Does trade liberalization enhance income growth and equity in Zimbabwe?: the role of complimentary policies
Using an agriculture-focused CGE model for Zimbabwe with 1991 as base period, this paper examines quantitatively the income and equity effects of trade liberalization in isolation and in conjunction with potentially complementary changes in fiscal and land policies. Trade policy reform alone (dismantling of import and foreign exchange controls, and reduction of import taxes to a low uniform rate) is shown to increase aggregate disposable household income significantly. However, the least income gain accrues to smallholder farm households, which account for about four-fifths of the poor in Zimbabwe, so the equity impact is unfavorable. Concurrent implementation with specific changes in government expenditure and tax policies and two alternative stylized land redistribution schemes yields differing outcomes in terms of aggregate household income growth and its distribution.

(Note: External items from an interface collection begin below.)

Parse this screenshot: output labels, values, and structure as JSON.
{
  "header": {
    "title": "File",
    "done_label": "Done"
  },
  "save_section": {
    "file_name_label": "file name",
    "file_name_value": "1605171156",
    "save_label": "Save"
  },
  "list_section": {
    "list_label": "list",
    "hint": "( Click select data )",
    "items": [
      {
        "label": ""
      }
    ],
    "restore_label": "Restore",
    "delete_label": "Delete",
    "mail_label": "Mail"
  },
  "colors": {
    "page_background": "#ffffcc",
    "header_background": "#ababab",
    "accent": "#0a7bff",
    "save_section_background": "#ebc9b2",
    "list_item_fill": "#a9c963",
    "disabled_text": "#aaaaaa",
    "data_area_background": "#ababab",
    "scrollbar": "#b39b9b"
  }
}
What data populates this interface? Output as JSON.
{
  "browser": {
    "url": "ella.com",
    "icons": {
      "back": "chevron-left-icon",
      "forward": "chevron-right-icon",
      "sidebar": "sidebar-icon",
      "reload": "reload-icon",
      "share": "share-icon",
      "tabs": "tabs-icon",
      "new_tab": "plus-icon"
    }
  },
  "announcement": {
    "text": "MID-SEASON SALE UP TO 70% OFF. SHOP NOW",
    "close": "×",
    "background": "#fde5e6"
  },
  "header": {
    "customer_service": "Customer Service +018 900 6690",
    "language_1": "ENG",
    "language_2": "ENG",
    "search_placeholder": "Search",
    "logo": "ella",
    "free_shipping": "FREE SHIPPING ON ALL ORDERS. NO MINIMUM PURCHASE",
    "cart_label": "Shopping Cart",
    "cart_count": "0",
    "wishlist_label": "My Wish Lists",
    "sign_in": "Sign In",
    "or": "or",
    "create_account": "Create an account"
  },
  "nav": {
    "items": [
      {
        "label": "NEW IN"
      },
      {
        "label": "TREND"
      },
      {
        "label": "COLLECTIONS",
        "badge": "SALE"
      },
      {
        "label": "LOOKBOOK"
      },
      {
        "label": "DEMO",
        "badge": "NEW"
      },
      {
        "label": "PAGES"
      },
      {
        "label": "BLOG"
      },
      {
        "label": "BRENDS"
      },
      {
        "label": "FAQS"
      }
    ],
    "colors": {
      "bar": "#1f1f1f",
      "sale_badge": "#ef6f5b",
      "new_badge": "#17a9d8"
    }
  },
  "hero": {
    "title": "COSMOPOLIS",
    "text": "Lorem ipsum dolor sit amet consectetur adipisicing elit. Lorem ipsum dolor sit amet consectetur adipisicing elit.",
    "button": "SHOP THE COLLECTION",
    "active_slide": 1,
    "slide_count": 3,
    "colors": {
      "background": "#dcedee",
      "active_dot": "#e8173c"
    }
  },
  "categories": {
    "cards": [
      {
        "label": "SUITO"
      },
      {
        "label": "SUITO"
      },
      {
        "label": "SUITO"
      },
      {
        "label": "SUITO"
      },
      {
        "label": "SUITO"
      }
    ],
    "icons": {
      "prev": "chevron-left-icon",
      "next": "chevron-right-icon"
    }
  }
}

|Date of creation:||1998|
|Date of revision:|
|Contact details of provider:|| Postal: 2033 K Street, NW, Washington, DC 20006|
Web page: http://www.ifpri.org/
More information through EDIRC
Please report citation or reference errors to , or , if you are the registered author of the cited work, log in to your RePEc Author Service profile, click on "citations" and make appropriate adjustments.:
- de Melo, Jaime & Robinson, Sherman, 1981. "Trade Policy and Resource Allocation in the Presence of Product Differentiation," The Review of Economics and Statistics, MIT Press, vol. 63(2), pages 169-77, May.
When requesting a correction, please mention this item's handle: RePEc:fpr:tmddps:32. See general information about how to correct material in RePEc.
For technical questions regarding this item, or to correct its authors, title, abstract, bibliographic or download information, contact: ()
If references are entirely missing, you can add them using this form.